“A cancer patient has only one wish, to kick cancer’s butt. I know that 97% of you won’t repost this as your status, but my friends will be the 3% that do. So in honour of someone who died, or is fighting cancer post this.”
Let’s take a magnifying glass to this. As you can see, right off they open with the big guns, in this case, cancer. Of course, it could be anything truly awful, such as rape, abandonment, Google Buzz. Shrewdly, the status appeals also to your innate desire to be liked (why you’re on Facebook in the first place) with the 3% friend comment. Like any well-written treatise, it closes off by linking back to what was opened with, another big gun, as it appeals to your milk of human kindness.
Despite all this, there was one moment last year when even I, your esteemed writer, fell prey to this and copy and pasted one of these statuses:
“Put this as your status if you know/are related to someone who suffers from being a Sharks fan. Being a Sharks fan is a real disorder and should be taken seriously. There is no known cure for Sharks Fan Disorder. Show your sympathy for them and the beating they will take from the Stormers this Saturday by resposting this. Sadly, 90% of those who suffer from Sharks Fan Disorder won’t repost this because they don’t know how to copy & paste.”
Well, we all know how that turned out.
These are only five out of a plethora of crimes Facebook users commit daily in their statuses. Of course many of you would claim that all of this occurs on Twitter as well.
Sadly, you would be correct. Like all things innovative and à la mode, the masses eventually catch on and want to be part of it, and as such, the great-unwashed masses of Facebook have brought their foreign Facebook customs to Twitter.

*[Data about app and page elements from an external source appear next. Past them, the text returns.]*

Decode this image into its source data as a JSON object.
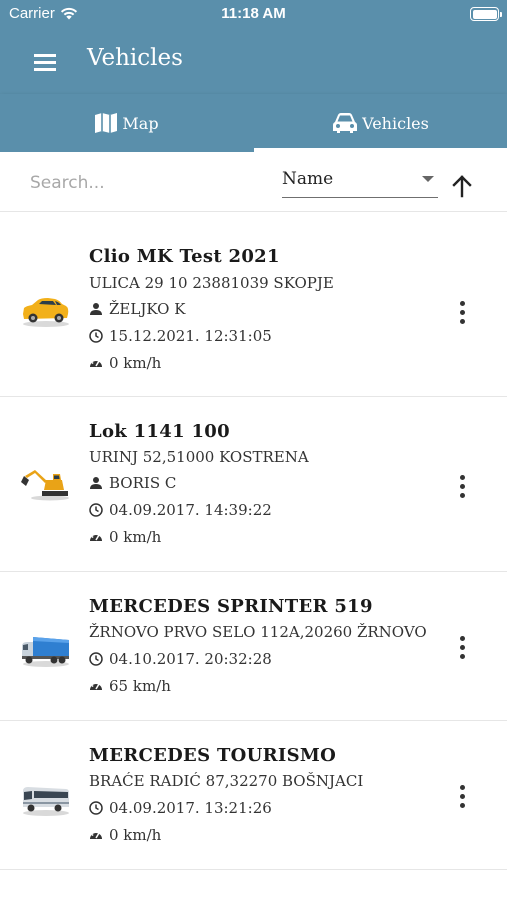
{
  "status_bar": {
    "carrier": "Carrier",
    "time": "11:18 AM"
  },
  "app_bar": {
    "title": "Vehicles"
  },
  "tabs": [
    {
      "label": "Map",
      "icon": "map-icon",
      "active": false
    },
    {
      "label": "Vehicles",
      "icon": "car-icon",
      "active": true
    }
  ],
  "filter": {
    "search_placeholder": "Search...",
    "sort_value": "Name"
  },
  "colors": {
    "primary": "#5a8fab",
    "text": "#222222",
    "divider": "#e6e6e6"
  },
  "vehicles": [
    {
      "name": "Clio MK Test 2021",
      "address": "ULICA 29 10 23881039 SKOPJE",
      "driver": "ŽELJKO K",
      "datetime": "15.12.2021. 12:31:05",
      "speed": "0 km/h",
      "icon": "yellow-car-icon"
    },
    {
      "name": "Lok 1141 100",
      "address": "URINJ 52,51000 KOSTRENA",
      "driver": "BORIS C",
      "datetime": "04.09.2017. 14:39:22",
      "speed": "0 km/h",
      "icon": "excavator-icon"
    },
    {
      "name": "MERCEDES SPRINTER 519",
      "address": "ŽRNOVO PRVO SELO 112A,20260 ŽRNOVO",
      "datetime": "04.10.2017. 20:32:28",
      "speed": "65 km/h",
      "icon": "truck-icon"
    },
    {
      "name": "MERCEDES TOURISMO",
      "address": "BRAĆE RADIĆ 87,32270 BOŠNJACI",
      "datetime": "04.09.2017. 13:21:26",
      "speed": "0 km/h",
      "icon": "bus-icon"
    }
  ]
}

However, with time, they will come to forget these foul habits. To those already well versed in the ways of the revolutionary house of Twitter, we should not make calls for them to jump due to these Facebook-tendencies, but rather show them the correct ways.
One can only hope they’re quick about it.